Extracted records

☆ ☆ ☆

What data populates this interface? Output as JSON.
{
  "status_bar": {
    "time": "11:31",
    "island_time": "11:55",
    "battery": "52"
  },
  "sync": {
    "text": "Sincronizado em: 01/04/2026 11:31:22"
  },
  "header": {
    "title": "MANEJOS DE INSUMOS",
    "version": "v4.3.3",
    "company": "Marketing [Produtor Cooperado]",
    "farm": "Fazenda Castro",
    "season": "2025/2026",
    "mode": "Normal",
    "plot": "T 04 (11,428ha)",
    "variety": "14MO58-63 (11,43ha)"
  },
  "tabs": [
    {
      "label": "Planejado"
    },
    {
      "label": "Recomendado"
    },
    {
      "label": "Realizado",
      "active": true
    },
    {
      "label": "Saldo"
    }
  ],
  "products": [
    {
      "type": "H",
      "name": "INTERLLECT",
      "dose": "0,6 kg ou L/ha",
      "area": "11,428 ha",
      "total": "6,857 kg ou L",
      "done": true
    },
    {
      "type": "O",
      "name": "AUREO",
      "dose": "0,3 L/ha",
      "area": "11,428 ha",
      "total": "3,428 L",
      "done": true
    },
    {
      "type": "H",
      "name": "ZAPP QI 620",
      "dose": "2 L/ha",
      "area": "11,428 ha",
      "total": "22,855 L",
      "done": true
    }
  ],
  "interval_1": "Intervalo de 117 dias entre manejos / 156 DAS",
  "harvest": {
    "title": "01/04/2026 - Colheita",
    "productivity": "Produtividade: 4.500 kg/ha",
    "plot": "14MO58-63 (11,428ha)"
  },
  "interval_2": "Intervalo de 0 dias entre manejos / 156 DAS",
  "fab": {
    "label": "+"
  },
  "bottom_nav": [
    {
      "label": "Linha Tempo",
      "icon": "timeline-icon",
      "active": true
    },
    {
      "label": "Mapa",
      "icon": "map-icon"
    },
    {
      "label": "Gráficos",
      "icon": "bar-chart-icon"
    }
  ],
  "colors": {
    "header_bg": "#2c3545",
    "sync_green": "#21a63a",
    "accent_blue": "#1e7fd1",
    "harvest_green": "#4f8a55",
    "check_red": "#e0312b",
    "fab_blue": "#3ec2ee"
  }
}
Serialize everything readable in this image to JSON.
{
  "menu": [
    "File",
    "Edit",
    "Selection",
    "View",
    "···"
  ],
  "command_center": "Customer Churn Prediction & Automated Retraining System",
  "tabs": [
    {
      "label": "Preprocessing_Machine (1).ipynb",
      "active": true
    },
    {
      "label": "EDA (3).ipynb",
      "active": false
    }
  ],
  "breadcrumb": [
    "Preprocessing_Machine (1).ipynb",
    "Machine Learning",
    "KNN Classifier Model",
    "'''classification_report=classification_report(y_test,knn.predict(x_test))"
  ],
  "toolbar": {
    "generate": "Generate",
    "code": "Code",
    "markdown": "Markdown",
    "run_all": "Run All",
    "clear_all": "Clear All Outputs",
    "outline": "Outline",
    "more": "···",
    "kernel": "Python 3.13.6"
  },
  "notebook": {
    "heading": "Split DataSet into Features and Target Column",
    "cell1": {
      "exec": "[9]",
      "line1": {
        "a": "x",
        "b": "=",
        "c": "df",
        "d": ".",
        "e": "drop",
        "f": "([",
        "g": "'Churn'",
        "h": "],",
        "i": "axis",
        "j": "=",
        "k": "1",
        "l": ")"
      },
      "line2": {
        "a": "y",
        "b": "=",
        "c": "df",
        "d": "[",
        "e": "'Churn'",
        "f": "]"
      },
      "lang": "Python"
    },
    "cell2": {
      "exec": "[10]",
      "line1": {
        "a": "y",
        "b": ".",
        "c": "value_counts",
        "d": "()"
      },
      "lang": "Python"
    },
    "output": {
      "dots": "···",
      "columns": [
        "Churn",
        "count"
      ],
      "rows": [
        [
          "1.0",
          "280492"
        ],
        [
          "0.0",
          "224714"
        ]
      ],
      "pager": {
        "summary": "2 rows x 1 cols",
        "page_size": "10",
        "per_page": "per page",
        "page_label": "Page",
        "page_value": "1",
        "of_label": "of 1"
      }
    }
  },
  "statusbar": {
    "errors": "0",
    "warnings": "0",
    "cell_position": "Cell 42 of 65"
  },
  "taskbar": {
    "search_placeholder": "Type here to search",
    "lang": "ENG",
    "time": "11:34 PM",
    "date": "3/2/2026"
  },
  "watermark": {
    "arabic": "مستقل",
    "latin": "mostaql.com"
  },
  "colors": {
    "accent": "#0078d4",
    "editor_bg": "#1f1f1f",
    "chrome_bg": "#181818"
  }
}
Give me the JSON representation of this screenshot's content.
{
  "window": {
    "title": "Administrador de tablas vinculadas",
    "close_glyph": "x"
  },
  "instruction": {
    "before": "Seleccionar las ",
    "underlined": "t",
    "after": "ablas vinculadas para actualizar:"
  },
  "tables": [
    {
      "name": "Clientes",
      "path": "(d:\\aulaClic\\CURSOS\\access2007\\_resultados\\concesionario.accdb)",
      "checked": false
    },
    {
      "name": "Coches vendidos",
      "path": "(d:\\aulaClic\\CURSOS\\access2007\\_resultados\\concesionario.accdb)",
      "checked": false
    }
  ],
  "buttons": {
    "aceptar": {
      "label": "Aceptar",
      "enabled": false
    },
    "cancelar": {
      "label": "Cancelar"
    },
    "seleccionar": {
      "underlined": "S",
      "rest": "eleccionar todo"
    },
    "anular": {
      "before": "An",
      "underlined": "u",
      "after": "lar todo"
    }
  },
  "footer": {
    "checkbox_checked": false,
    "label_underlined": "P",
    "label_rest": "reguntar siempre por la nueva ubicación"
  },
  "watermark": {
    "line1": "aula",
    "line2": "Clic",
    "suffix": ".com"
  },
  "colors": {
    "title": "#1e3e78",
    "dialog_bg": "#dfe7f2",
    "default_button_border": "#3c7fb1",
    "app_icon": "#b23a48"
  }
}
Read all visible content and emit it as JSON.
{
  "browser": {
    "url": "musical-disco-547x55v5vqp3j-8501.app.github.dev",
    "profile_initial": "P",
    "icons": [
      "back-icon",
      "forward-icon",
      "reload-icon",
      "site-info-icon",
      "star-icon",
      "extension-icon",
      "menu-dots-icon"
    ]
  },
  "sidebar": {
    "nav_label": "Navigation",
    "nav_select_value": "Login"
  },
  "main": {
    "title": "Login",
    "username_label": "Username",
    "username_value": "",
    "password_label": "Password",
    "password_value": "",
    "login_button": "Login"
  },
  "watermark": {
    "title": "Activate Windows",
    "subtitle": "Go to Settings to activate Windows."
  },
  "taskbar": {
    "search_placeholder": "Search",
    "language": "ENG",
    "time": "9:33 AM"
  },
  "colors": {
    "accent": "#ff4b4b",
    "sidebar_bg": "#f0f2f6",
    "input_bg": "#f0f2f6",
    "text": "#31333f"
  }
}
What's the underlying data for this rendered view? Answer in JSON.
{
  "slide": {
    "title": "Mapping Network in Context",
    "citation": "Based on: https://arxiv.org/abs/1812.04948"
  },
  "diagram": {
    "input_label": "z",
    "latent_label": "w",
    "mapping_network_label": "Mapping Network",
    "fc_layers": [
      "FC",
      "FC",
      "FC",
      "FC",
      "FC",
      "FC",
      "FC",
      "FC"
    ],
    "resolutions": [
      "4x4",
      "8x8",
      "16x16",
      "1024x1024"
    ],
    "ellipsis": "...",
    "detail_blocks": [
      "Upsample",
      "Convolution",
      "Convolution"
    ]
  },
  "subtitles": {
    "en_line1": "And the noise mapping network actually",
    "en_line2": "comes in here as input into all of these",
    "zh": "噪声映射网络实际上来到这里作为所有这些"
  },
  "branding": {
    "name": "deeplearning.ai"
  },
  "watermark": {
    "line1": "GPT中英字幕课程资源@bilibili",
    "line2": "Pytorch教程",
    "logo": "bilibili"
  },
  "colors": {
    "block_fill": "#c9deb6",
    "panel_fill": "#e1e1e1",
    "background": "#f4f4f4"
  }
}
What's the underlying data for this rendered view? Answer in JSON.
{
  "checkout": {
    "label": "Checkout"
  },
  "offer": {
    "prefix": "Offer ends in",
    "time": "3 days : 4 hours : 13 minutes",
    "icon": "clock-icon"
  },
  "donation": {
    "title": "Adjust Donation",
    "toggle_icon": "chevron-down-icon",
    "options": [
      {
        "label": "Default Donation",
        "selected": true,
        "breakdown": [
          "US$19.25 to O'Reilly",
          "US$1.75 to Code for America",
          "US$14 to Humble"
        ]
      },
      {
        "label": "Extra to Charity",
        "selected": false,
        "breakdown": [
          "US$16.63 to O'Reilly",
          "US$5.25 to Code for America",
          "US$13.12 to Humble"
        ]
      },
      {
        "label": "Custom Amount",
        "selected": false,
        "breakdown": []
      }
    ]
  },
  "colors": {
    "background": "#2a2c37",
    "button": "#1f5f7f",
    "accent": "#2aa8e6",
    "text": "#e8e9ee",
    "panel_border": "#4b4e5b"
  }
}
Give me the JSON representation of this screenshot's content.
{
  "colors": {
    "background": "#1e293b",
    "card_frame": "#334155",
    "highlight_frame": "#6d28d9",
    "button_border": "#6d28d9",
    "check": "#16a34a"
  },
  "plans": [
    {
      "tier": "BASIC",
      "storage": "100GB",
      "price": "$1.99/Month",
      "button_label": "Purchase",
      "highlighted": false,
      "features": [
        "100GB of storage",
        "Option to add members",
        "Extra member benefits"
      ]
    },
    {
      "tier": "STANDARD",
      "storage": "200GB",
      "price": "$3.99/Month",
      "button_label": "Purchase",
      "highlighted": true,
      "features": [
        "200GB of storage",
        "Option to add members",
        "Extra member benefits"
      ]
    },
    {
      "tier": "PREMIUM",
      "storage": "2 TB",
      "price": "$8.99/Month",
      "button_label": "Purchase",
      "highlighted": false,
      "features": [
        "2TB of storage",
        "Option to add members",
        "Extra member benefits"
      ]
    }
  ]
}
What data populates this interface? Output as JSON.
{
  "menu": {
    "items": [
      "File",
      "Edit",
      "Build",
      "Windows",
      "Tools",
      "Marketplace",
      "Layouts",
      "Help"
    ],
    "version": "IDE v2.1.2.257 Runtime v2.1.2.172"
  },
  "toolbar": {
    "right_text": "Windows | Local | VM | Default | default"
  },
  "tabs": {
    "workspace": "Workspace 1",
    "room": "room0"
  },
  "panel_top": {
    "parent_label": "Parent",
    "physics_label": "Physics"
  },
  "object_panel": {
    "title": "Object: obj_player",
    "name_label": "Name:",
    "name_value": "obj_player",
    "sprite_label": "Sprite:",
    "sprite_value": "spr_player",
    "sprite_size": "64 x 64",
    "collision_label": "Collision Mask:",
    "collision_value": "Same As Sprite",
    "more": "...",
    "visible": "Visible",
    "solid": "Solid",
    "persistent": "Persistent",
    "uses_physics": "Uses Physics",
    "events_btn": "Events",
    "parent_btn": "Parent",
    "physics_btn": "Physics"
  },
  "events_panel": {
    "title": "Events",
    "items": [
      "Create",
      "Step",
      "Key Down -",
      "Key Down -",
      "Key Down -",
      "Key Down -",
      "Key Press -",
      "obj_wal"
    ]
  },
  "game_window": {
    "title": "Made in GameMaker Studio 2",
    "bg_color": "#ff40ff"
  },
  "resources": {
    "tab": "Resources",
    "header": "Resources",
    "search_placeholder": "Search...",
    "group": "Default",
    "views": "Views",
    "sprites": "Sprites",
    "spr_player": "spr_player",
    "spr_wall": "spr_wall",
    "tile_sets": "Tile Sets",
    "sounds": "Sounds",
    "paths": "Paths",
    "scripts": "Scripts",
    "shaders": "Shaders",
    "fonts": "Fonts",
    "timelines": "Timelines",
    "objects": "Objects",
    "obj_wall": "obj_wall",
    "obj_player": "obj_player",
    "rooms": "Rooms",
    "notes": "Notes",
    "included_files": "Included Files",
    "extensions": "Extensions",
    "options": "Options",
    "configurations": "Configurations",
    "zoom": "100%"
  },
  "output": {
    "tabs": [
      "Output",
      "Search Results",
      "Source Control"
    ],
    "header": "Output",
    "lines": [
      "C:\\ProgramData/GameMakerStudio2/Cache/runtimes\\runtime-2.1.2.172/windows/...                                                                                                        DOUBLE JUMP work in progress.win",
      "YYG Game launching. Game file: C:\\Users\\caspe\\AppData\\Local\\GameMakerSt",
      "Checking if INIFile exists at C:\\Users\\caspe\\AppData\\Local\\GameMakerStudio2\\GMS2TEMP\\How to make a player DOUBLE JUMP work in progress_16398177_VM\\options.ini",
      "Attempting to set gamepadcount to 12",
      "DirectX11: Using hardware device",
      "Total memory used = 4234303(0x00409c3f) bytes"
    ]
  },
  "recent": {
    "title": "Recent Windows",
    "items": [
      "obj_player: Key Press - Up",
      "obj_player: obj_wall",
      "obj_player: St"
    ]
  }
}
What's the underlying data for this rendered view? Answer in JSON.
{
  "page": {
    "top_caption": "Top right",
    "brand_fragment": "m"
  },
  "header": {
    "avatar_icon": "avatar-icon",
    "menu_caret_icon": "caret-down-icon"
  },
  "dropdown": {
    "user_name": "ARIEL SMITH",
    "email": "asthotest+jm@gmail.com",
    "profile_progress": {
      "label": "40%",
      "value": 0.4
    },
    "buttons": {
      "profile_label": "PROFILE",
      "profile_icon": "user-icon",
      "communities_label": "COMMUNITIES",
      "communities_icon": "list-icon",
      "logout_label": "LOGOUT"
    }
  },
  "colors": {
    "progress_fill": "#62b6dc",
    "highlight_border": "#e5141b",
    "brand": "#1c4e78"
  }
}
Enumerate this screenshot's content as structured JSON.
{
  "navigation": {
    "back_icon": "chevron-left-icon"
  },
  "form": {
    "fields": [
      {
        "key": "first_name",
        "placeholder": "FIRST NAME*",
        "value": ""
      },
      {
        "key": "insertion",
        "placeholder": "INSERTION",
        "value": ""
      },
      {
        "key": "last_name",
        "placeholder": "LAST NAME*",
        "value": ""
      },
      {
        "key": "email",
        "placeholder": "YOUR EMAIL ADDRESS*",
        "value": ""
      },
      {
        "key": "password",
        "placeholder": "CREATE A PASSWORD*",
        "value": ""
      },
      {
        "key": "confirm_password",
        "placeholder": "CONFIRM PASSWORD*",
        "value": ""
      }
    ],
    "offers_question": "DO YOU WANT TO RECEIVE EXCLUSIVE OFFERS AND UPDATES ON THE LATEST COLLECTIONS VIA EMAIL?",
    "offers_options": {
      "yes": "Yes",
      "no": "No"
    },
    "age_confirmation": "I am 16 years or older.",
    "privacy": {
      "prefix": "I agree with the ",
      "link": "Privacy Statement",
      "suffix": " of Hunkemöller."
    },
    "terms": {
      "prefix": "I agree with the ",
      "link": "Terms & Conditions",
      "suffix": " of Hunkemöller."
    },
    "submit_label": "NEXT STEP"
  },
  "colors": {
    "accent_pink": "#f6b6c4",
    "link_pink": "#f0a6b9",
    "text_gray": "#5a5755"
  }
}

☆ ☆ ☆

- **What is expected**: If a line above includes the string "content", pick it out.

- **Answer to the problem**:
Give me the JSON representation of this screenshot's content.
Read all visible content and emit it as JSON.
Give me the JSON representation of this screenshot's content.
Enumerate this screenshot's content as structured JSON.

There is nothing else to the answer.